Personal loans do offer many benefits and despite their apparent attractiveness they also have some disadvantages. Here we’ll go over the pros and cons of personal loans to make it easier for you to make an informed decision.
The following are the reasons why personal loans might be a good choice.
No Collateral Required
Personal loans often don’t require any collateral. This is a great option for those borrowers who are just starting out and do not have any assets to borrow against.
Unlike other types of loans such as a mortgage or auto loan, a personal loan is incredibly flexible. Personal loans can be used to consolidate your debt, help pay for an emergency expense, replace or repair expensive appliances, renovate your home, pay off expensive medical debt, or even help pay for a major life event such as a wedding.
The only thing worse than too much debt, is having so much debt it’s difficult to keep track of. If you need help keeping your finances organized, a personal debt consolidation loan may be the right choice for you. You’ll have one monthly payment and all your debt can be rolled inside of that payment.
You Don’t Need Great Credit
Although great credit helps, it’s not an absolute requirement. Lenders will still issue you a personal loan if you have less than an ideal credit score. Various other ratios and measures go in place to provide the lender with a sense of security that you’re willing and able to pay off the money you borrow.
Despite their benefits, personal loans might not be the best option due to the following reasons.
Higher Interest Rates
Since most personal loans are unsecured and based on the borrower’s ability to repay, the interest rate is slightly higher than other types of loans that are backed by collateral. This is because the higher risk factor is involved in lenders.
Having access to money may make you more inclined to spend it. A personal loan shouldn’t be treated as a security blanket for overspending. If something is too expensive to afford, you may need to pass on purchasing it instead of obtaining more debt just to pay for it.
Personal loans provide great flexibility, but that can be a problem as it may lead to excessive spending.
Many personal loans have an origination fee, typically ranging from 1-10% of the total loan value. This can be quite costly, not only in the immediate time period, but also the opportunity cost associated with that fee over the length of the loan. The total loan cost (interest rate, origination fee, and length of loan) needs to be factored into the equation before you can decide which loan is best suited for you.
A personal loan can be obtained at your local bank, credit union, or even through various online lenders. These loans allow you to consolidate your debt, finance more expensive purchases that may be out of reach if you could only pay for them with cash, and pay for the unexpected, or major life events.
Each vendor will have their own set of criteria one must meet to qualify for these loans, and there are various loans one may consider. Your credit score, debt to income ratio, credit history, and overall income will all be taken into consideration before you get approved for a personal loan.
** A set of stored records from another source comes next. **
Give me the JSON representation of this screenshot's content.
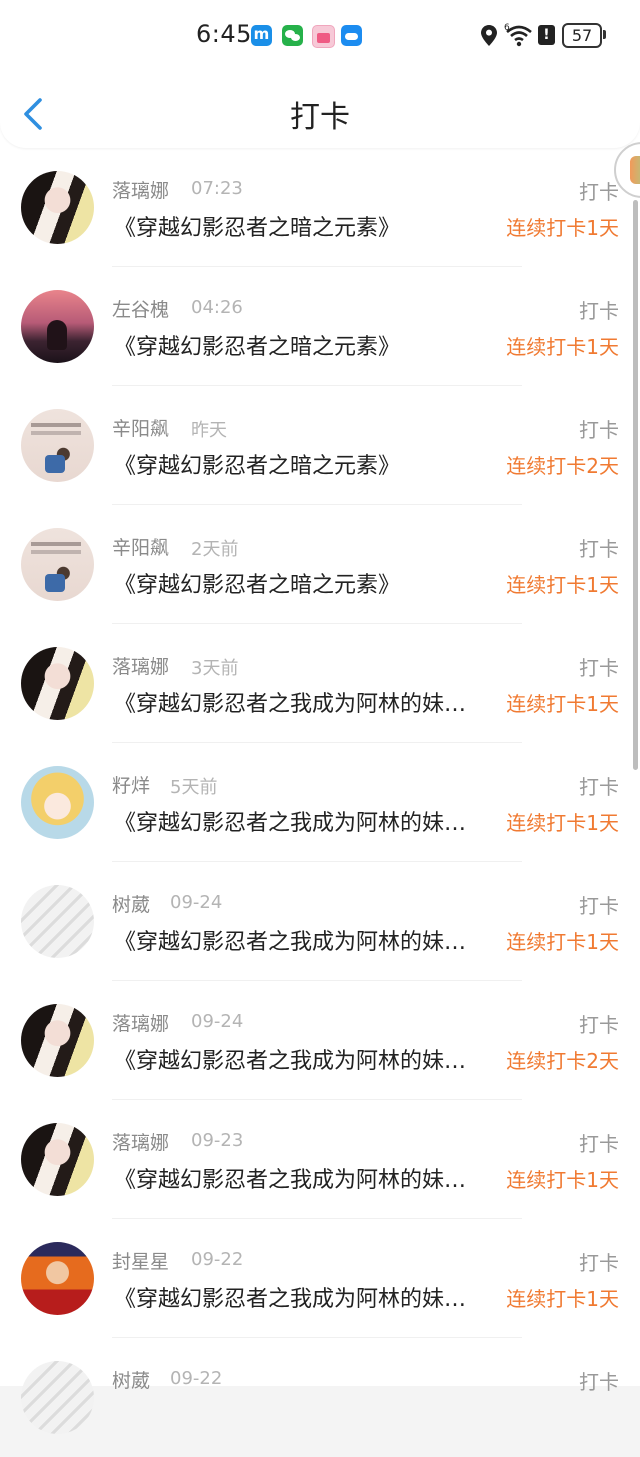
{
  "status_bar": {
    "time": "6:45",
    "app_icons": [
      "m-app-icon",
      "wechat-icon",
      "gift-app-icon",
      "cloud-app-icon"
    ],
    "battery": "57",
    "signal": "6"
  },
  "nav": {
    "title": "打卡",
    "back_icon": "chevron-left-icon"
  },
  "colors": {
    "accent_blue": "#2f8fe0",
    "streak_orange": "#f07a32",
    "name_gray": "#8a8a8a",
    "time_gray": "#b4b4b4"
  },
  "items": [
    {
      "name": "落璃娜",
      "time": "07:23",
      "book": "《穿越幻影忍者之暗之元素》",
      "tag": "打卡",
      "streak": "连续打卡1天"
    },
    {
      "name": "左谷槐",
      "time": "04:26",
      "book": "《穿越幻影忍者之暗之元素》",
      "tag": "打卡",
      "streak": "连续打卡1天"
    },
    {
      "name": "辛阳飙",
      "time": "昨天",
      "book": "《穿越幻影忍者之暗之元素》",
      "tag": "打卡",
      "streak": "连续打卡2天"
    },
    {
      "name": "辛阳飙",
      "time": "2天前",
      "book": "《穿越幻影忍者之暗之元素》",
      "tag": "打卡",
      "streak": "连续打卡1天"
    },
    {
      "name": "落璃娜",
      "time": "3天前",
      "book": "《穿越幻影忍者之我成为阿林的妹…",
      "tag": "打卡",
      "streak": "连续打卡1天"
    },
    {
      "name": "籽烊",
      "time": "5天前",
      "book": "《穿越幻影忍者之我成为阿林的妹…",
      "tag": "打卡",
      "streak": "连续打卡1天"
    },
    {
      "name": "树葳",
      "time": "09-24",
      "book": "《穿越幻影忍者之我成为阿林的妹…",
      "tag": "打卡",
      "streak": "连续打卡1天"
    },
    {
      "name": "落璃娜",
      "time": "09-24",
      "book": "《穿越幻影忍者之我成为阿林的妹…",
      "tag": "打卡",
      "streak": "连续打卡2天"
    },
    {
      "name": "落璃娜",
      "time": "09-23",
      "book": "《穿越幻影忍者之我成为阿林的妹…",
      "tag": "打卡",
      "streak": "连续打卡1天"
    },
    {
      "name": "封星星",
      "time": "09-22",
      "book": "《穿越幻影忍者之我成为阿林的妹…",
      "tag": "打卡",
      "streak": "连续打卡1天"
    },
    {
      "name": "树葳",
      "time": "09-22",
      "book": "",
      "tag": "打卡",
      "streak": ""
    }
  ]
}
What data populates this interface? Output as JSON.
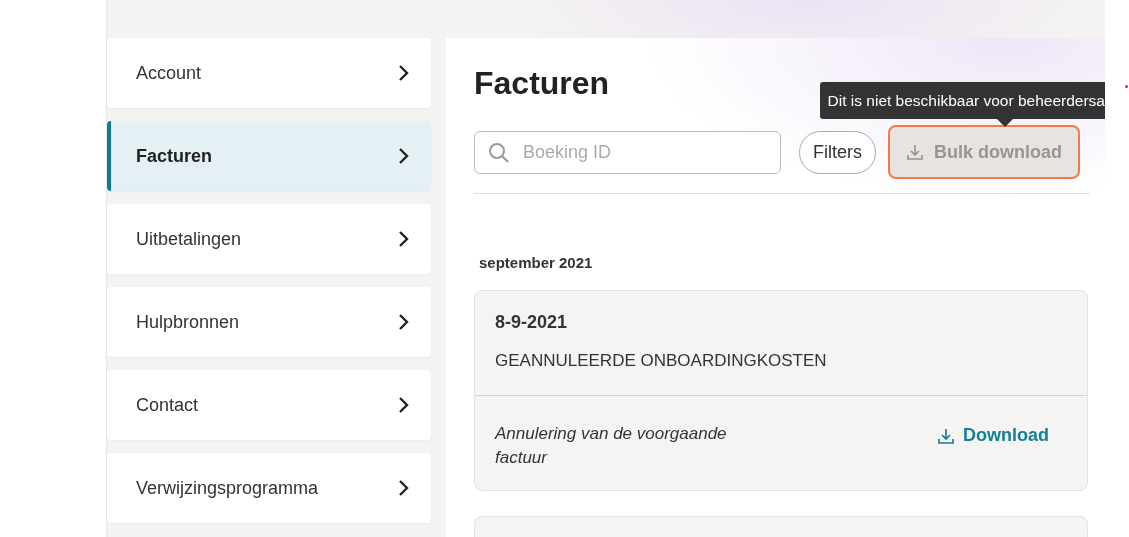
{
  "sidebar": {
    "items": [
      {
        "label": "Account",
        "selected": false
      },
      {
        "label": "Facturen",
        "selected": true
      },
      {
        "label": "Uitbetalingen",
        "selected": false
      },
      {
        "label": "Hulpbronnen",
        "selected": false
      },
      {
        "label": "Contact",
        "selected": false
      },
      {
        "label": "Verwijzingsprogramma",
        "selected": false
      }
    ]
  },
  "main": {
    "title": "Facturen",
    "search": {
      "placeholder": "Boeking ID"
    },
    "filters_button": "Filters",
    "bulk_download": {
      "label": "Bulk download",
      "disabled": true,
      "focused": true
    },
    "tooltip": "Dit is niet beschikbaar voor beheerdersa",
    "sections": [
      {
        "heading": "september 2021",
        "invoices": [
          {
            "date": "8-9-2021",
            "title": "GEANNULEERDE ONBOARDINGKOSTEN",
            "note": "Annulering van de voorgaande factuur",
            "action": "Download"
          }
        ],
        "next_card_partial": true
      }
    ]
  }
}
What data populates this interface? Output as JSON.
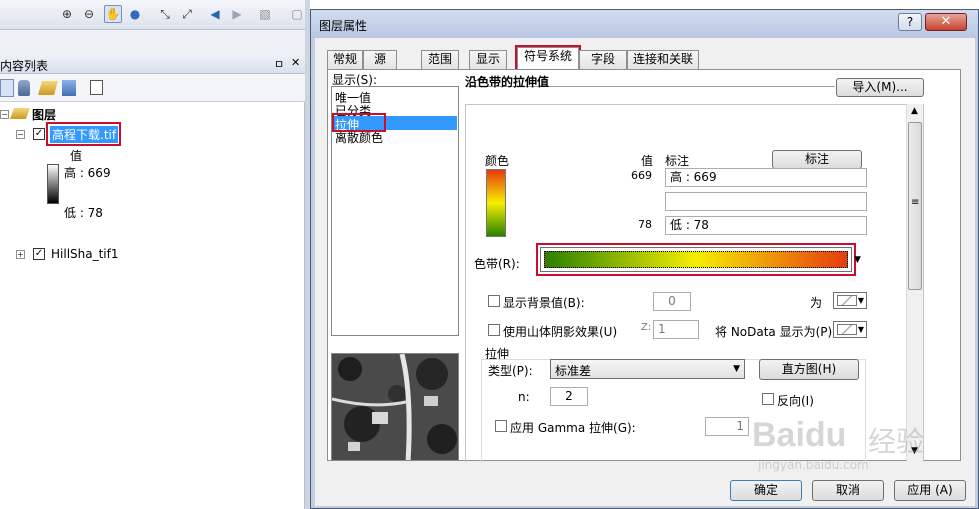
{
  "toc": {
    "title": "内容列表",
    "pin": "ㅁ",
    "close": "✕",
    "root_label": "图层",
    "layer1": {
      "name": "高程下载.tif",
      "value_header": "值",
      "high": "高 : 669",
      "low": "低 : 78"
    },
    "layer2": {
      "name": "HillSha_tif1"
    }
  },
  "dialog": {
    "title": "图层属性",
    "help": "?",
    "close": "✕",
    "tabs": [
      "常规",
      "源",
      "范围",
      "显示",
      "符号系统",
      "字段",
      "连接和关联"
    ],
    "active_tab": "符号系统",
    "show_label": "显示(S):",
    "show_list": [
      "唯一值",
      "已分类",
      "拉伸",
      "离散颜色"
    ],
    "selected_show": "拉伸",
    "heading": "沿色带的拉伸值",
    "import_button": "导入(M)...",
    "color_col": "颜色",
    "value_col": "值",
    "label_col": "标注",
    "label_button": "标注",
    "high_value": "669",
    "low_value": "78",
    "high_label": "高 : 669",
    "mid_label": "",
    "low_label": "低 : 78",
    "colorramp_label": "色带(R):",
    "show_background_label": "显示背景值(B):",
    "background_value": "0",
    "as_label": "为",
    "hillshade_label": "使用山体阴影效果(U)",
    "z_label": "Z:",
    "z_value": "1",
    "nodata_label": "将 NoData 显示为(P)",
    "stretch_group": "拉伸",
    "type_label": "类型(P):",
    "type_value": "标准差",
    "histogram_button": "直方图(H)",
    "n_label": "n:",
    "n_value": "2",
    "invert_label": "反向(I)",
    "gamma_label": "应用 Gamma 拉伸(G):",
    "gamma_value": "1",
    "ok_button": "确定",
    "cancel_button": "取消",
    "apply_button": "应用 (A)",
    "colors": {
      "ramp_start": "#2a8000",
      "ramp_mid": "#f6ef00",
      "ramp_end": "#e63a10",
      "highlight": "#3399ff",
      "red_box": "#c8102e"
    }
  },
  "watermark": {
    "logo": "Baidu",
    "cn": "经验",
    "url": "jingyan.baidu.com"
  }
}
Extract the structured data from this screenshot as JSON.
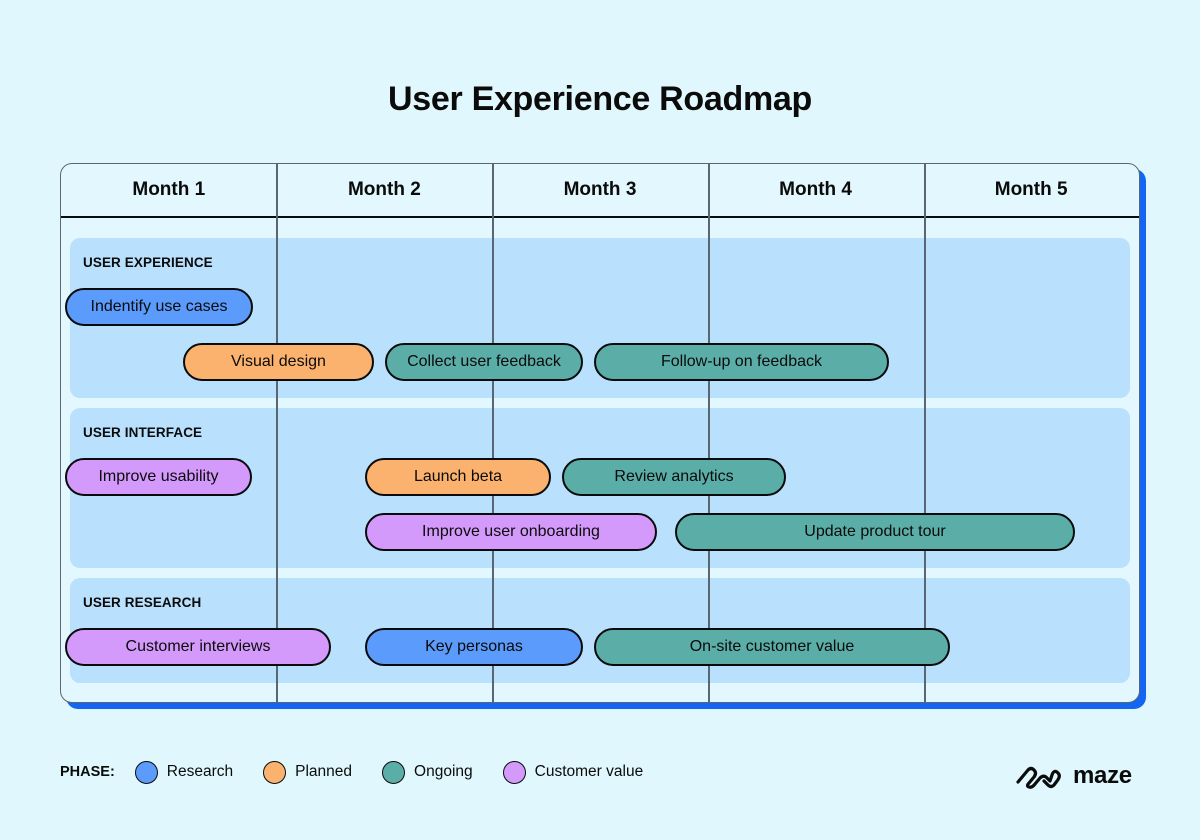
{
  "title": "User Experience Roadmap",
  "months": [
    "Month 1",
    "Month 2",
    "Month 3",
    "Month 4",
    "Month 5"
  ],
  "phase_colors": {
    "research": "#5b9bfb",
    "planned": "#fbb26e",
    "ongoing": "#5baea8",
    "customer_value": "#d39afb"
  },
  "groups": [
    {
      "label": "USER EXPERIENCE",
      "tasks": [
        {
          "label": "Indentify use cases",
          "phase": "research"
        },
        {
          "label": "Visual design",
          "phase": "planned"
        },
        {
          "label": "Collect user feedback",
          "phase": "ongoing"
        },
        {
          "label": "Follow-up on feedback",
          "phase": "ongoing"
        }
      ]
    },
    {
      "label": "USER INTERFACE",
      "tasks": [
        {
          "label": "Improve usability",
          "phase": "customer_value"
        },
        {
          "label": "Launch beta",
          "phase": "planned"
        },
        {
          "label": "Review analytics",
          "phase": "ongoing"
        },
        {
          "label": "Improve user onboarding",
          "phase": "customer_value"
        },
        {
          "label": "Update product tour",
          "phase": "ongoing"
        }
      ]
    },
    {
      "label": "USER RESEARCH",
      "tasks": [
        {
          "label": "Customer interviews",
          "phase": "customer_value"
        },
        {
          "label": "Key personas",
          "phase": "research"
        },
        {
          "label": "On-site customer value",
          "phase": "ongoing"
        }
      ]
    }
  ],
  "legend": {
    "title": "PHASE:",
    "items": [
      {
        "label": "Research",
        "phase": "research"
      },
      {
        "label": "Planned",
        "phase": "planned"
      },
      {
        "label": "Ongoing",
        "phase": "ongoing"
      },
      {
        "label": "Customer value",
        "phase": "customer_value"
      }
    ]
  },
  "brand": {
    "name": "maze",
    "icon": "maze-logo-icon"
  }
}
For every benefit of a personal loan, there is a potential drawback. Be sure to consider all financial options before making a decision one way or another.